- _Work to be completed_
Which lines of the records below contain the word "name"? Copy each of them out.

- _Records for the exercise_

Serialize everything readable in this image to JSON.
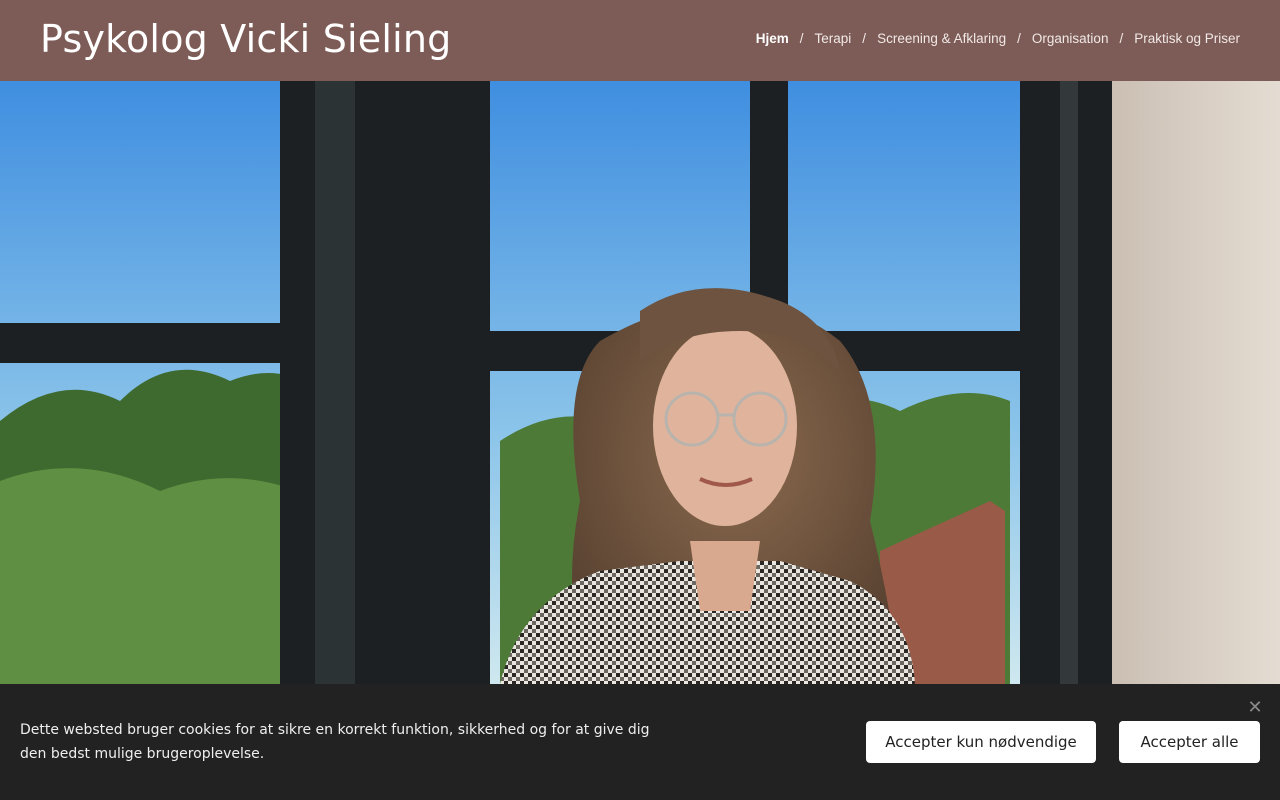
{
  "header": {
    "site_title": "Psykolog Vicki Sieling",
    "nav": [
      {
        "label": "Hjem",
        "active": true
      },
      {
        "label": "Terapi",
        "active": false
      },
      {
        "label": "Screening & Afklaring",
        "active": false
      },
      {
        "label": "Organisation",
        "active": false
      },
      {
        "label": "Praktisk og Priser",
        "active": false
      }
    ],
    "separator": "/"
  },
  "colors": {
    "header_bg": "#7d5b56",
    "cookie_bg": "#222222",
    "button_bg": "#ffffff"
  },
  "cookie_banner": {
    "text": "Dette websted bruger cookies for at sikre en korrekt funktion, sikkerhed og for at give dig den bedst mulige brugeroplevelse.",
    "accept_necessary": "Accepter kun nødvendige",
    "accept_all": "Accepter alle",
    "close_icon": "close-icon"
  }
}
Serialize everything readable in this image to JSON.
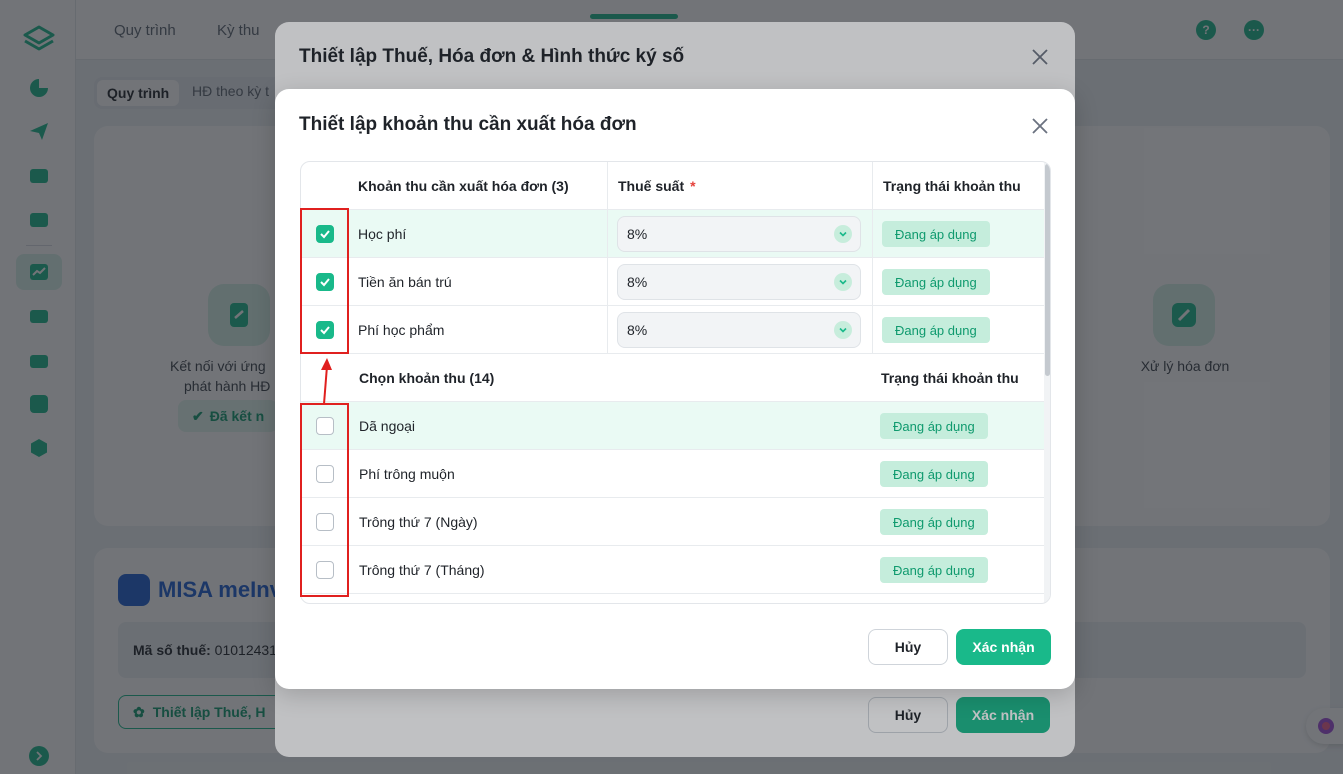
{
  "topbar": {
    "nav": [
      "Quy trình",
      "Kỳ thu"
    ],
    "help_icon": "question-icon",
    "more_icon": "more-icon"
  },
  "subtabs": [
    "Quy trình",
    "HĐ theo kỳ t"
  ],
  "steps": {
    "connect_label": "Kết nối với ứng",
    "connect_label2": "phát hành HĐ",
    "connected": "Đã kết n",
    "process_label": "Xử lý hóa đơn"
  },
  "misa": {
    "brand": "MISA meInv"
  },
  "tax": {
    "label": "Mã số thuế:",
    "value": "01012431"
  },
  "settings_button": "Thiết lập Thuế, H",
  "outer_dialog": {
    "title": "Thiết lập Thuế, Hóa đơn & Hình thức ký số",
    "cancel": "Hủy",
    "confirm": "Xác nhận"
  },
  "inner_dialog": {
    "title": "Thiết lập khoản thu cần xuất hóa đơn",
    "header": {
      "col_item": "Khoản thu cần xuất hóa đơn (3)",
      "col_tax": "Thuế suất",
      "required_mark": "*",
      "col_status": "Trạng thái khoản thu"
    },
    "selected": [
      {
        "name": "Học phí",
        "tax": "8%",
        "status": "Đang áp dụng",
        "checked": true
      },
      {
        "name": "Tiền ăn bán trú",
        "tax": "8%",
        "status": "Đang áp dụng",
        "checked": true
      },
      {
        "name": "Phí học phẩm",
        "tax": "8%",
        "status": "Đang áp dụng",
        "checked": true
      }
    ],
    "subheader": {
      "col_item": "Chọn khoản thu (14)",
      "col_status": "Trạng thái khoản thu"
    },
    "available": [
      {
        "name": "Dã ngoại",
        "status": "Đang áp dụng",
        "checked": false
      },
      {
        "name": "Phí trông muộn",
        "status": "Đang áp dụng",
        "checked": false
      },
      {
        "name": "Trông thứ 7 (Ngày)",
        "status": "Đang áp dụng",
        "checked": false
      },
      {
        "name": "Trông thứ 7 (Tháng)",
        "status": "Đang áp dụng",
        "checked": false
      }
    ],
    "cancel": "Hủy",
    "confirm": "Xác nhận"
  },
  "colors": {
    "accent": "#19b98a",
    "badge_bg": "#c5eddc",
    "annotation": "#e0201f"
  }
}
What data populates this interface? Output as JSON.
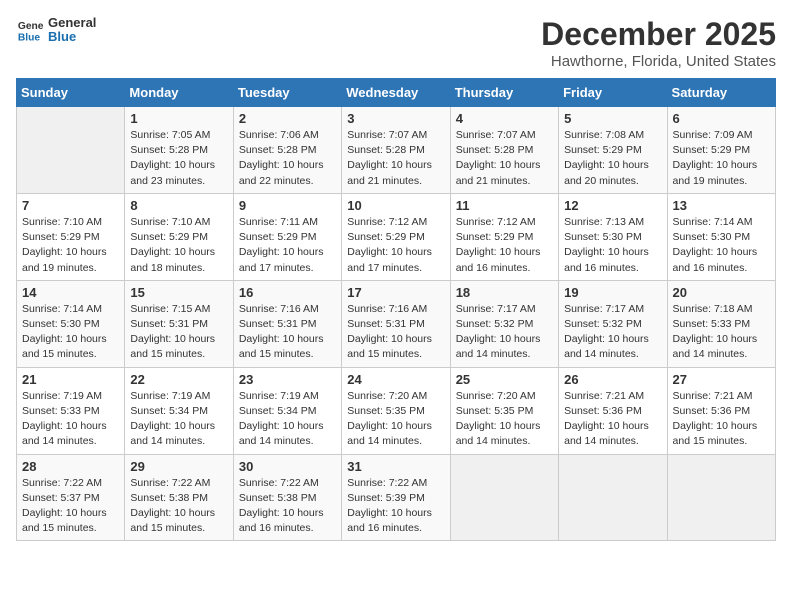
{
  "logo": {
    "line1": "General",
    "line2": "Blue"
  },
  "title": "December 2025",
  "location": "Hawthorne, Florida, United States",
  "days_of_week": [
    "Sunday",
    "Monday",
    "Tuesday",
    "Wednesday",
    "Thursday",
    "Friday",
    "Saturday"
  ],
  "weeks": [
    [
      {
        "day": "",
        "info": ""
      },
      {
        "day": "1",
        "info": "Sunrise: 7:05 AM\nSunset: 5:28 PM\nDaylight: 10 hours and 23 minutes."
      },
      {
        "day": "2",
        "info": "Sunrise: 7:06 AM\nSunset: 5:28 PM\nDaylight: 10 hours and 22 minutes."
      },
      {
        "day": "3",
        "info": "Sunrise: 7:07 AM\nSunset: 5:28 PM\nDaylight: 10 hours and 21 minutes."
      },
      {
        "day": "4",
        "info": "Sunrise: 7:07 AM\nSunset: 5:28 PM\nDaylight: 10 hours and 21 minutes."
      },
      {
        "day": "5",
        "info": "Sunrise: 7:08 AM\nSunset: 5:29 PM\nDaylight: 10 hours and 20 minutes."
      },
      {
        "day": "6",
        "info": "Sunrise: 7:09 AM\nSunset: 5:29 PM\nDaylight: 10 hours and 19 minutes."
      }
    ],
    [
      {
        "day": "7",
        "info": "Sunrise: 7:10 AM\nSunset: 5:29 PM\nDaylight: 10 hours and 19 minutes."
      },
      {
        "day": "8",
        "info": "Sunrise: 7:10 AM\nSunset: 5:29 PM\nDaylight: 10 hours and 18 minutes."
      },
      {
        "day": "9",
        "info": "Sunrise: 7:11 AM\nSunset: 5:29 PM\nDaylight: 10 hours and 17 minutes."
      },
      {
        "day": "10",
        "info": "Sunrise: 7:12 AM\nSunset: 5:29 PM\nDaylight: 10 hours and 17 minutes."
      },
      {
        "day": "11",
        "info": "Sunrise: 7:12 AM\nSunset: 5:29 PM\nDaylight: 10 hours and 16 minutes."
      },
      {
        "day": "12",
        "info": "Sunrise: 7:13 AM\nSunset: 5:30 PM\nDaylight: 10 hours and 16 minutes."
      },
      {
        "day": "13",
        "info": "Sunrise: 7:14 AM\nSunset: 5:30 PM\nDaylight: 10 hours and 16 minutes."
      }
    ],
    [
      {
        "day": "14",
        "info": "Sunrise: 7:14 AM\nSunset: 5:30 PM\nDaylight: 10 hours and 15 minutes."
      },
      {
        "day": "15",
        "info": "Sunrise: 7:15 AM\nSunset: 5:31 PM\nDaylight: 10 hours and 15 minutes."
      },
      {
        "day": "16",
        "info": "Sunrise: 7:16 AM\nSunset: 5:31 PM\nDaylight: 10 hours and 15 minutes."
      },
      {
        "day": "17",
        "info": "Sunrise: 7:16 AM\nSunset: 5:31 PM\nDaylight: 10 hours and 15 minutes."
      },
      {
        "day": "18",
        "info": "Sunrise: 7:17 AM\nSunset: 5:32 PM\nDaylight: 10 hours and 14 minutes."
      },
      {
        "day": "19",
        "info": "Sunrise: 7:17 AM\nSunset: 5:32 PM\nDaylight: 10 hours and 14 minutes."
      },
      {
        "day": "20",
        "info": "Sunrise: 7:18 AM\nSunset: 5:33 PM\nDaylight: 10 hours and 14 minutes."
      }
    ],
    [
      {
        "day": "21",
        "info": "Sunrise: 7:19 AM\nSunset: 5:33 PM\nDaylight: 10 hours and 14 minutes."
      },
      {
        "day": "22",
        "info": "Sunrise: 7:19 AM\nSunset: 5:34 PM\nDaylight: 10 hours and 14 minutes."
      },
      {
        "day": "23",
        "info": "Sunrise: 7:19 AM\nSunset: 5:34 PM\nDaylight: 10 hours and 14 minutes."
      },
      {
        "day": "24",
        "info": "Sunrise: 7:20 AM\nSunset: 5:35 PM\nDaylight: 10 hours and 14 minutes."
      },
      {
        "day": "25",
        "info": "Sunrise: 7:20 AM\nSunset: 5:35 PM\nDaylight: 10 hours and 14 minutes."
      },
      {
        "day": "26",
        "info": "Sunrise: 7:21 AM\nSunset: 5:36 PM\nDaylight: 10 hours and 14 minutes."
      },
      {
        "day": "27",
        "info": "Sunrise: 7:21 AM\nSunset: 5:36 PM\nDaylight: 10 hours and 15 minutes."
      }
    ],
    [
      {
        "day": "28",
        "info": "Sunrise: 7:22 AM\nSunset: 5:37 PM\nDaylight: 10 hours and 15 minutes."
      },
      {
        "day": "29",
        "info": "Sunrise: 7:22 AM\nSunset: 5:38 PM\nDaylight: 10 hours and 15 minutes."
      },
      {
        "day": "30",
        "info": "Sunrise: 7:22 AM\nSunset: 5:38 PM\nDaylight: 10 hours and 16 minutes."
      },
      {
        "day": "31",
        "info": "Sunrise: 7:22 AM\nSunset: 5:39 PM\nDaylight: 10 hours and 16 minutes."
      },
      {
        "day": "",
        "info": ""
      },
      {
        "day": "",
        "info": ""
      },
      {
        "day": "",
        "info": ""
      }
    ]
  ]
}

- _Task solution_
        "name": "Học phí",
        "name": "Tiền ăn bán trú",
        "name": "Phí học phẩm",
        "name": "Dã ngoại",
        "name": "Phí trông muộn",
        "name": "Trông thứ 7 (Ngày)",
        "name": "Trông thứ 7 (Tháng)",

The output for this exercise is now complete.